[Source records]
----------------------------------------
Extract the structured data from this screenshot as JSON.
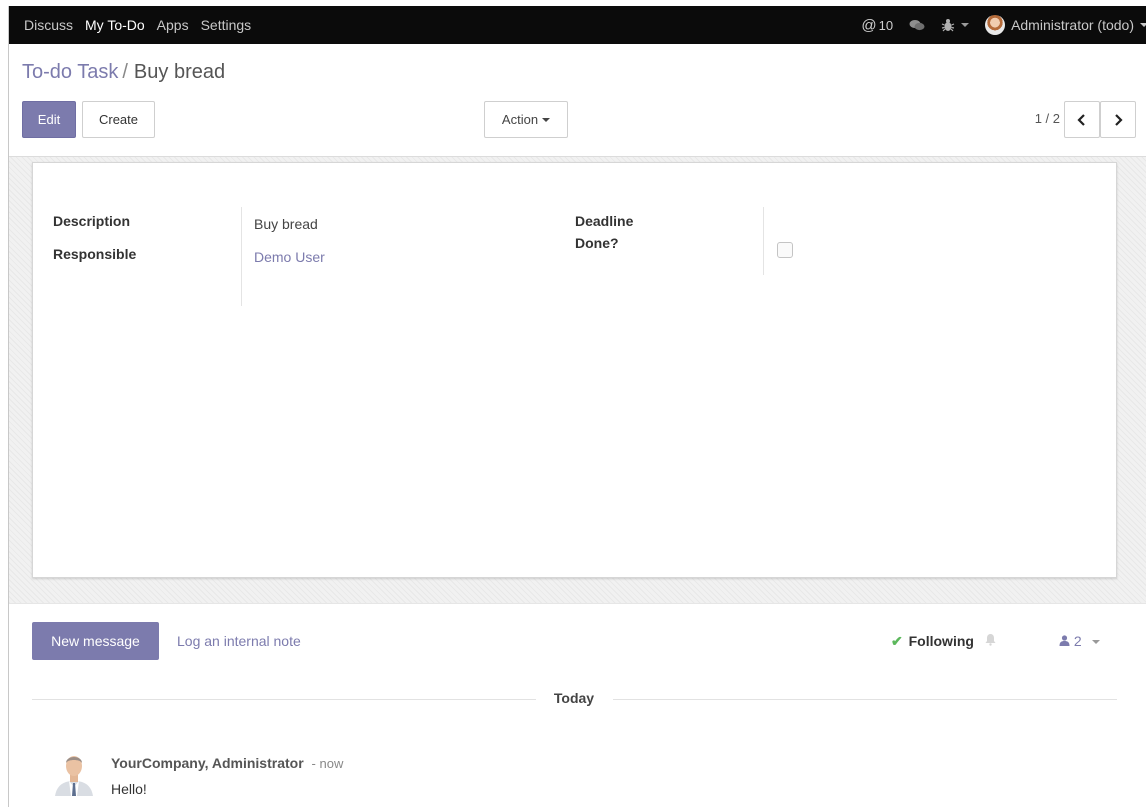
{
  "navbar": {
    "items": [
      {
        "label": "Discuss",
        "active": false
      },
      {
        "label": "My To-Do",
        "active": true
      },
      {
        "label": "Apps",
        "active": false
      },
      {
        "label": "Settings",
        "active": false
      }
    ],
    "mentions_icon": "at-icon",
    "mentions_count": "10",
    "chat_icon": "chat-bubbles-icon",
    "debug_icon": "bug-icon",
    "user_label": "Administrator (todo)"
  },
  "breadcrumb": {
    "parent": "To-do Task",
    "separator": "/",
    "current": "Buy bread"
  },
  "toolbar": {
    "edit_label": "Edit",
    "create_label": "Create",
    "action_label": "Action",
    "pager": "1 / 2"
  },
  "form": {
    "description_label": "Description",
    "description_value": "Buy bread",
    "responsible_label": "Responsible",
    "responsible_value": "Demo User",
    "deadline_label": "Deadline",
    "deadline_value": "",
    "done_label": "Done?",
    "done_checked": false
  },
  "chatter": {
    "new_message_label": "New message",
    "log_note_label": "Log an internal note",
    "following_label": "Following",
    "followers_count": "2",
    "date_separator": "Today",
    "message": {
      "author": "YourCompany, Administrator",
      "time": "- now",
      "body": "Hello!"
    }
  },
  "colors": {
    "brand": "#7c7bad",
    "navbar_bg": "#0b0b0b",
    "success": "#5cb85c"
  }
}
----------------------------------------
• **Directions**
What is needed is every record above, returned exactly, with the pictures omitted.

• **Your solution**
Extract the structured data from this screenshot as JSON.
{
  "navbar": {
    "items": [
      {
        "label": "Discuss",
        "active": false
      },
      {
        "label": "My To-Do",
        "active": true
      },
      {
        "label": "Apps",
        "active": false
      },
      {
        "label": "Settings",
        "active": false
      }
    ],
    "mentions_icon": "at-icon",
    "mentions_count": "10",
    "chat_icon": "chat-bubbles-icon",
    "debug_icon": "bug-icon",
    "user_label": "Administrator (todo)"
  },
  "breadcrumb": {
    "parent": "To-do Task",
    "separator": "/",
    "current": "Buy bread"
  },
  "toolbar": {
    "edit_label": "Edit",
    "create_label": "Create",
    "action_label": "Action",
    "pager": "1 / 2"
  },
  "form": {
    "description_label": "Description",
    "description_value": "Buy bread",
    "responsible_label": "Responsible",
    "responsible_value": "Demo User",
    "deadline_label": "Deadline",
    "deadline_value": "",
    "done_label": "Done?",
    "done_checked": false
  },
  "chatter": {
    "new_message_label": "New message",
    "log_note_label": "Log an internal note",
    "following_label": "Following",
    "followers_count": "2",
    "date_separator": "Today",
    "message": {
      "author": "YourCompany, Administrator",
      "time": "- now",
      "body": "Hello!"
    }
  },
  "colors": {
    "brand": "#7c7bad",
    "navbar_bg": "#0b0b0b",
    "success": "#5cb85c"
  }
}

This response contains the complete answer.